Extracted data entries
□ □ □
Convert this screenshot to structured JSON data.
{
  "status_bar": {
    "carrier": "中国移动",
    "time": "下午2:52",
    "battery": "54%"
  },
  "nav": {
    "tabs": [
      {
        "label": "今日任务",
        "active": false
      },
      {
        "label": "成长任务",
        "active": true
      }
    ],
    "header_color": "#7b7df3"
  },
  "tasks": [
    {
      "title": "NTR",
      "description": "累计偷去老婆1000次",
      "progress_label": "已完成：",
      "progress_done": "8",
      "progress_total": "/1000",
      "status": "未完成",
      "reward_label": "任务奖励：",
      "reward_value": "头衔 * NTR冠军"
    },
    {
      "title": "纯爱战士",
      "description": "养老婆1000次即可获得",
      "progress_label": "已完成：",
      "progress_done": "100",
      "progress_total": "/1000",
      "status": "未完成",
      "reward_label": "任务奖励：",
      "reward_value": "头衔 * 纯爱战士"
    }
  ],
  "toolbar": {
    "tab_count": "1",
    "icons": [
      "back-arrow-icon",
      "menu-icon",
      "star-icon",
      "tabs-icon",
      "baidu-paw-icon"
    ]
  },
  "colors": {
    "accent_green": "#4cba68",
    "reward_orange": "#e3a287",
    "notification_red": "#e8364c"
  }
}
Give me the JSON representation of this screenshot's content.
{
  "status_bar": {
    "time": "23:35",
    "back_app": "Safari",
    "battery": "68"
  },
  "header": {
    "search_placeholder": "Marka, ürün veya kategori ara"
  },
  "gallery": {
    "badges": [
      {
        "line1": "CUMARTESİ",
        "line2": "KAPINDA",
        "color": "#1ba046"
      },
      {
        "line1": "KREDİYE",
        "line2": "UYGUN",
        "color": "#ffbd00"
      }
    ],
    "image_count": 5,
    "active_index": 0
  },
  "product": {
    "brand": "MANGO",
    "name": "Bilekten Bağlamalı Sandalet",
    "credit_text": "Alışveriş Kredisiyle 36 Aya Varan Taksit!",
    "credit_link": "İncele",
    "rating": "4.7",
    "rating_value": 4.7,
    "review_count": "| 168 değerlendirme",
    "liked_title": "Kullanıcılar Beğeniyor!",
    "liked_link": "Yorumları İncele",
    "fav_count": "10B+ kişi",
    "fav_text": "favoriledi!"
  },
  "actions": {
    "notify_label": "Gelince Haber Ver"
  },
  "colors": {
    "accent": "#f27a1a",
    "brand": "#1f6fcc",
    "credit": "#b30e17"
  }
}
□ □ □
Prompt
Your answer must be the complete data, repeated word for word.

Task answer
Convert this screenshot to structured JSON data.
{
  "status_bar": {
    "carrier": "中国移动",
    "time": "下午2:52",
    "battery": "54%"
  },
  "nav": {
    "tabs": [
      {
        "label": "今日任务",
        "active": false
      },
      {
        "label": "成长任务",
        "active": true
      }
    ],
    "header_color": "#7b7df3"
  },
  "tasks": [
    {
      "title": "NTR",
      "description": "累计偷去老婆1000次",
      "progress_label": "已完成：",
      "progress_done": "8",
      "progress_total": "/1000",
      "status": "未完成",
      "reward_label": "任务奖励：",
      "reward_value": "头衔 * NTR冠军"
    },
    {
      "title": "纯爱战士",
      "description": "养老婆1000次即可获得",
      "progress_label": "已完成：",
      "progress_done": "100",
      "progress_total": "/1000",
      "status": "未完成",
      "reward_label": "任务奖励：",
      "reward_value": "头衔 * 纯爱战士"
    }
  ],
  "toolbar": {
    "tab_count": "1",
    "icons": [
      "back-arrow-icon",
      "menu-icon",
      "star-icon",
      "tabs-icon",
      "baidu-paw-icon"
    ]
  },
  "colors": {
    "accent_green": "#4cba68",
    "reward_orange": "#e3a287",
    "notification_red": "#e8364c"
  }
}
Give me the JSON representation of this screenshot's content.
{
  "status_bar": {
    "time": "23:35",
    "back_app": "Safari",
    "battery": "68"
  },
  "header": {
    "search_placeholder": "Marka, ürün veya kategori ara"
  },
  "gallery": {
    "badges": [
      {
        "line1": "CUMARTESİ",
        "line2": "KAPINDA",
        "color": "#1ba046"
      },
      {
        "line1": "KREDİYE",
        "line2": "UYGUN",
        "color": "#ffbd00"
      }
    ],
    "image_count": 5,
    "active_index": 0
  },
  "product": {
    "brand": "MANGO",
    "name": "Bilekten Bağlamalı Sandalet",
    "credit_text": "Alışveriş Kredisiyle 36 Aya Varan Taksit!",
    "credit_link": "İncele",
    "rating": "4.7",
    "rating_value": 4.7,
    "review_count": "| 168 değerlendirme",
    "liked_title": "Kullanıcılar Beğeniyor!",
    "liked_link": "Yorumları İncele",
    "fav_count": "10B+ kişi",
    "fav_text": "favoriledi!"
  },
  "actions": {
    "notify_label": "Gelince Haber Ver"
  },
  "colors": {
    "accent": "#f27a1a",
    "brand": "#1f6fcc",
    "credit": "#b30e17"
  }
}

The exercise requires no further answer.